Jeremy Lin, who missed 46 games last season, getting healthy was a reason for optimism in Brooklyn and pessimism in Cleveland. But it appears the veteran guard could be out a while.

Adrian Wojnarowski of ESPN:

Billy Reinhardt of Nets Daily:

If the injury is as bad as feared, what a bummer for Lin. He came to Brooklyn expecting to play a leading role on a developing team, and he just can’t stay healthy.

The Nets were probably more focused on developing their younger players, but – especially without their own draft picks – there was no harm in shooting for the playoffs. This appears to a blow to that (already unlikely) dream.

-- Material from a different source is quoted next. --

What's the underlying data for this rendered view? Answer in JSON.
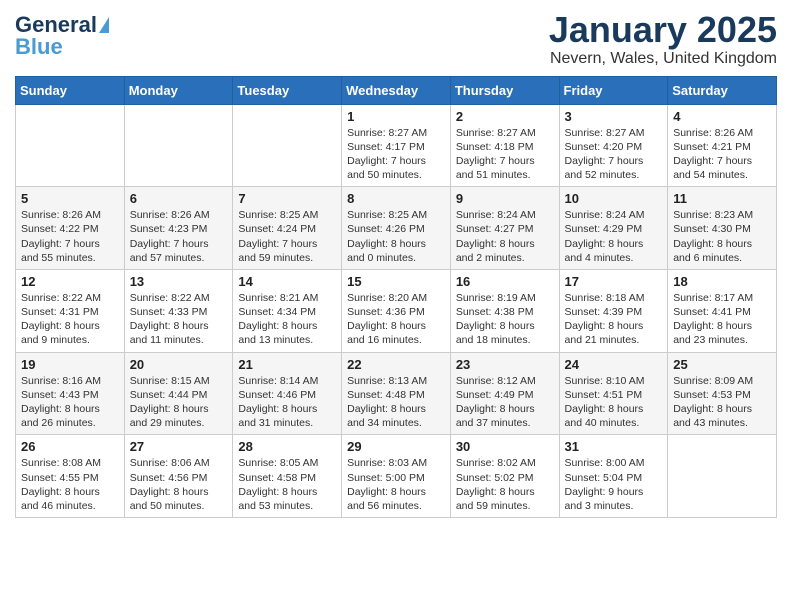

It’s a boon to the Cavaliers, though. And whenever something significantly affects LeBron James‘ team, it has ramifications into the entire power dynamic of the Eastern Conference. For an injury to a player on a team most expect to be bad, the medical developments here will be tracked closely around the league.